Component data from apps and pages
......

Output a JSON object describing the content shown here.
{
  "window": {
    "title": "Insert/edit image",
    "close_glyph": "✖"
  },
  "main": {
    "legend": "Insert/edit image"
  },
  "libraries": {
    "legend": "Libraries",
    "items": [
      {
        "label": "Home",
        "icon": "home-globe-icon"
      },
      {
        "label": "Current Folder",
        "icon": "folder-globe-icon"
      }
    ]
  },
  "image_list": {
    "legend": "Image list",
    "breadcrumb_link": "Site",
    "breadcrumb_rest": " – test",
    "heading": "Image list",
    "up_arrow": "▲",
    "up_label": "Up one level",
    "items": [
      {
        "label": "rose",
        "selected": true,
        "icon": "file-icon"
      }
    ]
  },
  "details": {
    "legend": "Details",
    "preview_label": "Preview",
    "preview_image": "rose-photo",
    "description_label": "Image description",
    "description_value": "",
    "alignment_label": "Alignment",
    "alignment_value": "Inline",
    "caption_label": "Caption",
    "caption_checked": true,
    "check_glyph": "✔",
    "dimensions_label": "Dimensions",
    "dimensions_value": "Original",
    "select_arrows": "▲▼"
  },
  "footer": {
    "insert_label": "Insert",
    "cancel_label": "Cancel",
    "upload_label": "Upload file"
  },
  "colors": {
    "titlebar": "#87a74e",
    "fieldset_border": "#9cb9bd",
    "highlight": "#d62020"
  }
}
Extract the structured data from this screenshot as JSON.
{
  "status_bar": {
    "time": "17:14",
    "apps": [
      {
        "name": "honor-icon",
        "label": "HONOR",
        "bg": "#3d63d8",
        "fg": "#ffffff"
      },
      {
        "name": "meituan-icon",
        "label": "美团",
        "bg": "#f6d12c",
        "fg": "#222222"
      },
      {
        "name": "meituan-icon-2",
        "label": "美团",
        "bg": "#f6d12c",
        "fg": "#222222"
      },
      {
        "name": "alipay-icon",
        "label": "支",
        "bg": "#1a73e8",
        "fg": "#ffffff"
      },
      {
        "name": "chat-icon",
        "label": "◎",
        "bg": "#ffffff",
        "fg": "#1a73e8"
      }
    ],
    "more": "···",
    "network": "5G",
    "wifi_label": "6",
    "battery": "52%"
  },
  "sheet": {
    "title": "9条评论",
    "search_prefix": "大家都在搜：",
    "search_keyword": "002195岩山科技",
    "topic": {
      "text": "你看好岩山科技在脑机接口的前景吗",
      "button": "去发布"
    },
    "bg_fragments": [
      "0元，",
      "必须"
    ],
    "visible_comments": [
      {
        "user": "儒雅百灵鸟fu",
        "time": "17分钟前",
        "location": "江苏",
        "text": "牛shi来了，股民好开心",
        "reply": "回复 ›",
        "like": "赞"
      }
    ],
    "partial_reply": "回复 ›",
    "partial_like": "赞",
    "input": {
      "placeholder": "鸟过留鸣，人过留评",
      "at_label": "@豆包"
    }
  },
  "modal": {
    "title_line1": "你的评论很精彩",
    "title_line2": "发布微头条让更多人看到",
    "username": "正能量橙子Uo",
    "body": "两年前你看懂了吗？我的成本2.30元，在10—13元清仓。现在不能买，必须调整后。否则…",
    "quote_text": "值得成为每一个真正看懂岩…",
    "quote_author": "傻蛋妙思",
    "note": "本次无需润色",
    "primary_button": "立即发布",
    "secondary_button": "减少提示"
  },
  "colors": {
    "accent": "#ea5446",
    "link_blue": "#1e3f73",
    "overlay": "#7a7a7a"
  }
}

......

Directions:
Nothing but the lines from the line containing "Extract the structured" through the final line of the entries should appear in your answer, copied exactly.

Task output:
Extract the structured data from this screenshot as JSON.
{
  "status_bar": {
    "time": "17:14",
    "apps": [
      {
        "name": "honor-icon",
        "label": "HONOR",
        "bg": "#3d63d8",
        "fg": "#ffffff"
      },
      {
        "name": "meituan-icon",
        "label": "美团",
        "bg": "#f6d12c",
        "fg": "#222222"
      },
      {
        "name": "meituan-icon-2",
        "label": "美团",
        "bg": "#f6d12c",
        "fg": "#222222"
      },
      {
        "name": "alipay-icon",
        "label": "支",
        "bg": "#1a73e8",
        "fg": "#ffffff"
      },
      {
        "name": "chat-icon",
        "label": "◎",
        "bg": "#ffffff",
        "fg": "#1a73e8"
      }
    ],
    "more": "···",
    "network": "5G",
    "wifi_label": "6",
    "battery": "52%"
  },
  "sheet": {
    "title": "9条评论",
    "search_prefix": "大家都在搜：",
    "search_keyword": "002195岩山科技",
    "topic": {
      "text": "你看好岩山科技在脑机接口的前景吗",
      "button": "去发布"
    },
    "bg_fragments": [
      "0元，",
      "必须"
    ],
    "visible_comments": [
      {
        "user": "儒雅百灵鸟fu",
        "time": "17分钟前",
        "location": "江苏",
        "text": "牛shi来了，股民好开心",
        "reply": "回复 ›",
        "like": "赞"
      }
    ],
    "partial_reply": "回复 ›",
    "partial_like": "赞",
    "input": {
      "placeholder": "鸟过留鸣，人过留评",
      "at_label": "@豆包"
    }
  },
  "modal": {
    "title_line1": "你的评论很精彩",
    "title_line2": "发布微头条让更多人看到",
    "username": "正能量橙子Uo",
    "body": "两年前你看懂了吗？我的成本2.30元，在10—13元清仓。现在不能买，必须调整后。否则…",
    "quote_text": "值得成为每一个真正看懂岩…",
    "quote_author": "傻蛋妙思",
    "note": "本次无需润色",
    "primary_button": "立即发布",
    "secondary_button": "减少提示"
  },
  "colors": {
    "accent": "#ea5446",
    "link_blue": "#1e3f73",
    "overlay": "#7a7a7a"
  }
}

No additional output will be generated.